Not every college athlete makes it professionally, which means that many athletes needs to prepare for a career in something else. Injuries cut athletes careers short, even among thoses who become professional. By providing scholarship to many people who would not otherwise be able to attend college, college athletes do a great service in our country. College athletics are important and worthwhile because they contribute immeasurably to the pleasure that students get from attending college.
Through the adversities that accompany senior year, I have worked hard to propel my academic career, develop my leadership, and to have a successful soccer season. I recently had a conversation with the instructional superintendent, Anthony Smith, and he equated high school with a 400 meter race. As the race concludes and fatigue attacks, I continue to sprint towards my objectives. In the first semester, I applied to seven universities and I was admitted to all of them. I decided and committed to Colorado State University.

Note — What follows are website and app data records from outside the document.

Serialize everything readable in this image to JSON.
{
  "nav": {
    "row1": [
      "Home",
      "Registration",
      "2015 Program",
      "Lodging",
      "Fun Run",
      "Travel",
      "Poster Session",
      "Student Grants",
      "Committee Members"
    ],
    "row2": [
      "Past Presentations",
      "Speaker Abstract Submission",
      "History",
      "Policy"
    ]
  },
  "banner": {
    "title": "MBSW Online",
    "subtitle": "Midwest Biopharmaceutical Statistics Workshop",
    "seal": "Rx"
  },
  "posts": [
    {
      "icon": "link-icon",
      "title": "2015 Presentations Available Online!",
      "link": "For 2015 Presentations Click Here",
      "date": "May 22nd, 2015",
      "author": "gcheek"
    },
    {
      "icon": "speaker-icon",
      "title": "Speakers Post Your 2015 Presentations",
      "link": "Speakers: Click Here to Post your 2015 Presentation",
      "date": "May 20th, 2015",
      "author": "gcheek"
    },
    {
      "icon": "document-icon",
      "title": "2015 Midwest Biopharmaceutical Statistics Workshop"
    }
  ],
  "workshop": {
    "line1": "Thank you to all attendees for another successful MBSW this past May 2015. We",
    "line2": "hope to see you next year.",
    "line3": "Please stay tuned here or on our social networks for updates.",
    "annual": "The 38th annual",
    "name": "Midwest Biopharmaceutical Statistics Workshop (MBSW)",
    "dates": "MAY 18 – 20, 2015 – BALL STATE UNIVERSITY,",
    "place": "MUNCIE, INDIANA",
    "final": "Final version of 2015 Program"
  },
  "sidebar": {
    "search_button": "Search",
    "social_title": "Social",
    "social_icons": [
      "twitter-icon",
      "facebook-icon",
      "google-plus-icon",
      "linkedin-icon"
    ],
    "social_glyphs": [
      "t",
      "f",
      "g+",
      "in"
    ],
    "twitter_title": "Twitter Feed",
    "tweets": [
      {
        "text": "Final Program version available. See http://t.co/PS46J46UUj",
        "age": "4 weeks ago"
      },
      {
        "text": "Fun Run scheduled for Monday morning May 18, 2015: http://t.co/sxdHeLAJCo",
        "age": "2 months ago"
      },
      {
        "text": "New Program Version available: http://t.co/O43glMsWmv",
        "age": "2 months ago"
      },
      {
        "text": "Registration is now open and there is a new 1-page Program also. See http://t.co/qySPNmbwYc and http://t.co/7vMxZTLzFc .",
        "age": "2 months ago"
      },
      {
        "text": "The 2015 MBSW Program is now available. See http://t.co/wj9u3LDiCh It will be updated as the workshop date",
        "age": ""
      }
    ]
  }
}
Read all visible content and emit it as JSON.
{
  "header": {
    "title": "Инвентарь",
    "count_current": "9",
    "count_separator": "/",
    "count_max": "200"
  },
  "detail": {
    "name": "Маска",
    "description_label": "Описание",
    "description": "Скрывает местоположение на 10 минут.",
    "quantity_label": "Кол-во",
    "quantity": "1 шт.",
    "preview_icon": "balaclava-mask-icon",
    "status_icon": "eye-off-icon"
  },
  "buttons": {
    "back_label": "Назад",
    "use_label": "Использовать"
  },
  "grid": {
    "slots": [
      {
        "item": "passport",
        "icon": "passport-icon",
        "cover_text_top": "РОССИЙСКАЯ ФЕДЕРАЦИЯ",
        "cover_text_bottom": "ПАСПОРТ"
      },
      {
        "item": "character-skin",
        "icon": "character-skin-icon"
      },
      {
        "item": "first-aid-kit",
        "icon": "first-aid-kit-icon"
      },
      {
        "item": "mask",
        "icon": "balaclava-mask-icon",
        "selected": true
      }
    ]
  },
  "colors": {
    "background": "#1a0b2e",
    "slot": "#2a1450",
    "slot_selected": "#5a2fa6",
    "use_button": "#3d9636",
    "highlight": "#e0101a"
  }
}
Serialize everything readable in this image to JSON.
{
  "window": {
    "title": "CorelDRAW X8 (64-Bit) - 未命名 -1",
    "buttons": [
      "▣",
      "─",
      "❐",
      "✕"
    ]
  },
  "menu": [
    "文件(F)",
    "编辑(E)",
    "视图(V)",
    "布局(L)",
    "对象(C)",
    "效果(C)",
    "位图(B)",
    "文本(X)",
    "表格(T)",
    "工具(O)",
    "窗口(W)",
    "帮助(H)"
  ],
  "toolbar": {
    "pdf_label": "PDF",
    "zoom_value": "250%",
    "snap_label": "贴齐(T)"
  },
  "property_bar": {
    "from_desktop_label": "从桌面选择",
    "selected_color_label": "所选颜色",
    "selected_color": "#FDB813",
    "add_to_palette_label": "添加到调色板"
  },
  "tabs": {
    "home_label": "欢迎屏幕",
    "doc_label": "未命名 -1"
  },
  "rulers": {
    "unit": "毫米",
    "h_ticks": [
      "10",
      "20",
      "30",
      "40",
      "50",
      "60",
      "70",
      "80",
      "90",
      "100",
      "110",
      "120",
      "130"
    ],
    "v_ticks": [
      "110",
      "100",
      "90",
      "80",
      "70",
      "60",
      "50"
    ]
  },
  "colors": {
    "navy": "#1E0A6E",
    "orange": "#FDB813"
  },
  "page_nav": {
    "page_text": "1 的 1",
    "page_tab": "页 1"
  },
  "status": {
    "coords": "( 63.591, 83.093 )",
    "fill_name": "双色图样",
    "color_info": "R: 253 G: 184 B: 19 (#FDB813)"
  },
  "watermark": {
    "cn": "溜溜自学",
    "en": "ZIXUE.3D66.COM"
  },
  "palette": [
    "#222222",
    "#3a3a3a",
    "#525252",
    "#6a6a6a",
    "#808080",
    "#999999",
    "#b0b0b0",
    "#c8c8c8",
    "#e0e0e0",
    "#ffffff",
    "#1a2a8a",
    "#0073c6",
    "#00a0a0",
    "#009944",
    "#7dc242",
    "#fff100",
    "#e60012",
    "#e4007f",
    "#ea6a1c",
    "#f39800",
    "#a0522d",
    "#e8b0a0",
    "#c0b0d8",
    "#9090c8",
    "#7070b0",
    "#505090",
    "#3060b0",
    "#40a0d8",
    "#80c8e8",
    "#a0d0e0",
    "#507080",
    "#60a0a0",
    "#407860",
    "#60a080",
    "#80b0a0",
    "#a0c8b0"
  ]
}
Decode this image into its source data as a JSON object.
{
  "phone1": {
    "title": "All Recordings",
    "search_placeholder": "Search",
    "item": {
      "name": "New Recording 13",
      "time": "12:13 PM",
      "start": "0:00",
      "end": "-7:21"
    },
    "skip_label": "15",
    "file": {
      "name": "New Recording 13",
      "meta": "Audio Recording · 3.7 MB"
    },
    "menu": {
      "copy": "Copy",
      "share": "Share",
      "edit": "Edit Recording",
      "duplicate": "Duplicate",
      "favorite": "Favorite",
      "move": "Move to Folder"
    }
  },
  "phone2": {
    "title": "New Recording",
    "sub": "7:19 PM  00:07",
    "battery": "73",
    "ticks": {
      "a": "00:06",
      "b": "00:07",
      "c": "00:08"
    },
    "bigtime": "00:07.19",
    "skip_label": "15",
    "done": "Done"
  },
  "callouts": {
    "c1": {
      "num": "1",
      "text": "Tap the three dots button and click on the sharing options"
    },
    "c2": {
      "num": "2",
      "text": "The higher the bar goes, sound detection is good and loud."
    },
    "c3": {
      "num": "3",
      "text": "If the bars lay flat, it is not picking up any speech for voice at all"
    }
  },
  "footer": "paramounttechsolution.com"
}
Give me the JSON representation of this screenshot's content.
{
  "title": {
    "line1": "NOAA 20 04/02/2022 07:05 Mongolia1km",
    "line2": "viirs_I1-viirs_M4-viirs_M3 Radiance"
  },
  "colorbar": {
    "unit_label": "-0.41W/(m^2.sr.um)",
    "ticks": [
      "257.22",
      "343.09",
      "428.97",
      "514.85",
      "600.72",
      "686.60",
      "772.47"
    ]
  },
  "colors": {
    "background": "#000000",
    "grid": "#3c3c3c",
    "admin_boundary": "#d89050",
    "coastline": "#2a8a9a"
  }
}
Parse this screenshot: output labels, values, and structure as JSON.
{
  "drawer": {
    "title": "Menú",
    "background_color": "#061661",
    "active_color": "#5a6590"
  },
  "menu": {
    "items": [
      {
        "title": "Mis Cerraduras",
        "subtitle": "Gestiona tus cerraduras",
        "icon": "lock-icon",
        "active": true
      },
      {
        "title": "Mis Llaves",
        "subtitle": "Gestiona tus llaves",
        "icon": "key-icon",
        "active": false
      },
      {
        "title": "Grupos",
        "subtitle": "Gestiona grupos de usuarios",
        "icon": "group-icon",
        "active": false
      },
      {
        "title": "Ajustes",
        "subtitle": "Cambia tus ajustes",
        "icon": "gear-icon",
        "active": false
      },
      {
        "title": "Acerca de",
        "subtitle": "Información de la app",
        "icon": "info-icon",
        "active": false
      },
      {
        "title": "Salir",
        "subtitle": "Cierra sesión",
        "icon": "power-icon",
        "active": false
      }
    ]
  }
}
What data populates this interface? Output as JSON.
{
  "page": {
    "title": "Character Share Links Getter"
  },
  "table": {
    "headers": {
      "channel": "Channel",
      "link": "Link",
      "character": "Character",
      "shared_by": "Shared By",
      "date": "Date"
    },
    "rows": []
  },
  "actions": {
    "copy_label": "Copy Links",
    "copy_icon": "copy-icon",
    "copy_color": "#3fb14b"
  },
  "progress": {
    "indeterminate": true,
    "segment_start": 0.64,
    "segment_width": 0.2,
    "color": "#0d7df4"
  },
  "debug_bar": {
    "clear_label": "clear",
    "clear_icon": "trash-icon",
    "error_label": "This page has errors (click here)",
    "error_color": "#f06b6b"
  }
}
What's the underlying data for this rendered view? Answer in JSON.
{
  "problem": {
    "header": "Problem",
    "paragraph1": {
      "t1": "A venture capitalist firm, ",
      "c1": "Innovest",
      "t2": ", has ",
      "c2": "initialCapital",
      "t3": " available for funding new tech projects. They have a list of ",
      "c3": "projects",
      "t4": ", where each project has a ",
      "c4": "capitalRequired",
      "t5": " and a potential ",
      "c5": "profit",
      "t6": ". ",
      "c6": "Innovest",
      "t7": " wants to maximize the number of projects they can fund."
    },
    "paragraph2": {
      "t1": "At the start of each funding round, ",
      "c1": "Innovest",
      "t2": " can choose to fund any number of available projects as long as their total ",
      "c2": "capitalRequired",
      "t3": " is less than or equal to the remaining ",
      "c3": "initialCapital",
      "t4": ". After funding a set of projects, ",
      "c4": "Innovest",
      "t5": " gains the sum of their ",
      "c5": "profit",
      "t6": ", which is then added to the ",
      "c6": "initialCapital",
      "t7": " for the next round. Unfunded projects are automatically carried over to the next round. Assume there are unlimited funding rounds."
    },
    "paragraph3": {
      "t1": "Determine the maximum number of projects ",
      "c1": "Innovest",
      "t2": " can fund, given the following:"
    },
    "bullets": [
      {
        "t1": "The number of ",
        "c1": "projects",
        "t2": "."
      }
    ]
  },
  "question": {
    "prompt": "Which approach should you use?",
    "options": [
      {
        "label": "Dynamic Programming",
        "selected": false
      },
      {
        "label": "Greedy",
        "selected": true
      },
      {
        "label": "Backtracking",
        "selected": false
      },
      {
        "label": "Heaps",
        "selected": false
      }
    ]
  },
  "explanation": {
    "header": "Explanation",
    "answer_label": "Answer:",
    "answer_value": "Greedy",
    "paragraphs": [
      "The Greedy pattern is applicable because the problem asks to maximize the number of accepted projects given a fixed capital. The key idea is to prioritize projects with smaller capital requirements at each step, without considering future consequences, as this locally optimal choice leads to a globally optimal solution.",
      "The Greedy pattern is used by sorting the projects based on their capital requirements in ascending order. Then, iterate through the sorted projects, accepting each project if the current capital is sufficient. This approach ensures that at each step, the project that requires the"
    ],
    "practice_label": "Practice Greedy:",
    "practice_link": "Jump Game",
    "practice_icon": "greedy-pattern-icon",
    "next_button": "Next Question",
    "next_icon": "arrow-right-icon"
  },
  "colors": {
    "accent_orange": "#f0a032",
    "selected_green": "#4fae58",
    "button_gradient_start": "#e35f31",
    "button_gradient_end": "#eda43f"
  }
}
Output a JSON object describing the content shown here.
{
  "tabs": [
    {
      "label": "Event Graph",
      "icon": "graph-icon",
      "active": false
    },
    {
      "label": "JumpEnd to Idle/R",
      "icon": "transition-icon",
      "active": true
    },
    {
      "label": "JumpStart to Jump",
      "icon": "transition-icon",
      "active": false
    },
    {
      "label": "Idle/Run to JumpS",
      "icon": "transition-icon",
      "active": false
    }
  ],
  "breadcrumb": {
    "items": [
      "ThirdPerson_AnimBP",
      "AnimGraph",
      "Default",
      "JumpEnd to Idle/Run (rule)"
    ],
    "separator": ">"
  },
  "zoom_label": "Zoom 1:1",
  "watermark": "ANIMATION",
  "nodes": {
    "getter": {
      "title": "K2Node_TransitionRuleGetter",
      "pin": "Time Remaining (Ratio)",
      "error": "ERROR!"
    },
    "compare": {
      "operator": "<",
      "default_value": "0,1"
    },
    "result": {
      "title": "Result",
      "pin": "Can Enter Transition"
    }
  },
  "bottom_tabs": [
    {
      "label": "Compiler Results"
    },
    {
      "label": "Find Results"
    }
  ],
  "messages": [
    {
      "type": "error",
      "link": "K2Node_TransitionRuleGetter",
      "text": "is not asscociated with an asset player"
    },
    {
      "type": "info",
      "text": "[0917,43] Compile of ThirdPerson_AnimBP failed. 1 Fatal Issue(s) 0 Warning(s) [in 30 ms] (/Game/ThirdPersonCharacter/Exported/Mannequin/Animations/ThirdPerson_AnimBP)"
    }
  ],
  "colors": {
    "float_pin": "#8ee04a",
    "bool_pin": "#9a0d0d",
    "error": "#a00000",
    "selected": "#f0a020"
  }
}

As it stands I will be a first generation student. This accomplishment is meaningful to me because my parents have invested so much in me to get me where I am today. This accomplishment allows me be a positive role model
Mental health is an important factor for a successful life. People have different perspectives on the impacts it can have. It all depends on how sports is used and seen. Team sports bring many random people, who probably do not know each other together, by practicing and participating in team activities. You might get closer to some teammates, making a forever lasting friendship. You feel relaxed when you're with your friends, and when you're doing something that you enjoy doing. However, one side reasons why sports bring many together and connect is maybe they might want the same goal at the end to win a event or make a meaningful memory with others. By participating in a sport, or multiple sports, it can have a positive impact on one’s
Have you wondered why many athletes who deal with serious problems, seem to succeed? Their success is mostly the result of a the sport psychologist, who is working with them to improve their mental state. Sport psychologists take a caring approach on personal and public matters. Studies have shown the various outcomes of using a sport psychologist, in many different sports. This is why there is usually a person behind the athlete in any sport, whether it is a sport psychologist and or a role model. A sport psychologist can determine your state of mind, and evaluate it. This process has caused the conclusions of many studies, to help those in an unhealthy state. In a sense, you must certainly trust a sport psychologist to deal with your personal thoughts. Additionally, the person seeking help is benefiting from the psychologist. In today’s society, we are mostly working together for the greater good. However, the path to a sport psychologist can be